START DATA FOR REVIEW

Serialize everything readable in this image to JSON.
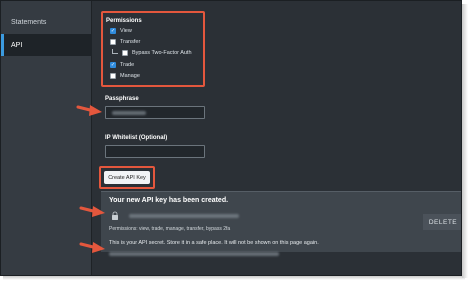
{
  "sidebar": {
    "items": [
      {
        "label": "Statements",
        "active": false
      },
      {
        "label": "API",
        "active": true
      }
    ],
    "accent_color": "#3c9be0"
  },
  "permissions": {
    "heading": "Permissions",
    "options": [
      {
        "label": "View",
        "checked": true
      },
      {
        "label": "Transfer",
        "checked": false
      },
      {
        "label": "Bypass Two-Factor Auth",
        "checked": false
      },
      {
        "label": "Trade",
        "checked": true
      },
      {
        "label": "Manage",
        "checked": false
      }
    ]
  },
  "passphrase": {
    "label": "Passphrase"
  },
  "ip_whitelist": {
    "label": "IP Whitelist (Optional)",
    "value": ""
  },
  "create_button": {
    "label": "Create API Key"
  },
  "new_key_panel": {
    "title": "Your new API key has been created.",
    "permissions_line": "Permissions: view, trade, manage, transfer, bypass 2fa",
    "secret_note": "This is your API secret. Store it in a safe place. It will not be shown on this page again.",
    "delete_label": "DELETE"
  },
  "annotation_color": "#e4573d",
  "icons": [
    "lock-icon",
    "check-icon",
    "arrow-icon"
  ]
}
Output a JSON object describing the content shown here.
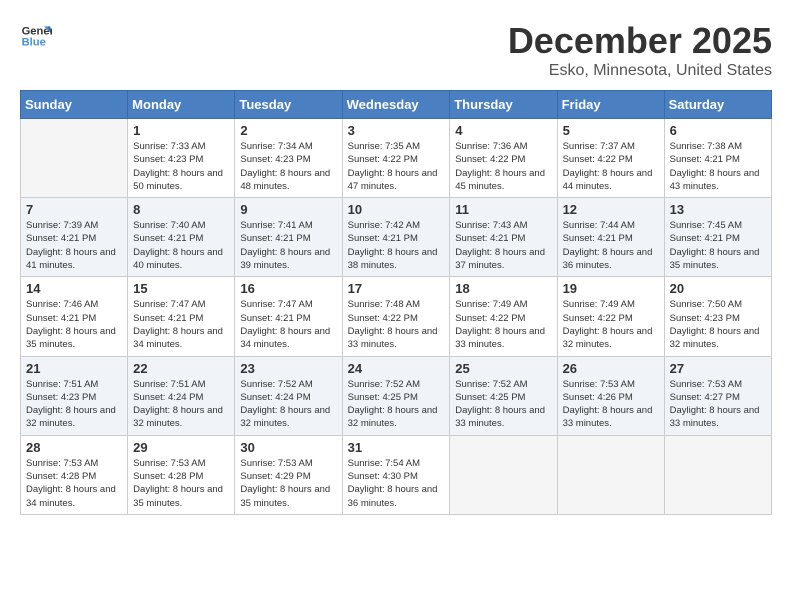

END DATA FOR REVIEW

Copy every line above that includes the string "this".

» OUTPUT OF THE EXERCISE
Serialize everything readable in this image to JSON.
    "secret_note": "This is your API secret. Store it in a safe place. It will not be shown on this page again.",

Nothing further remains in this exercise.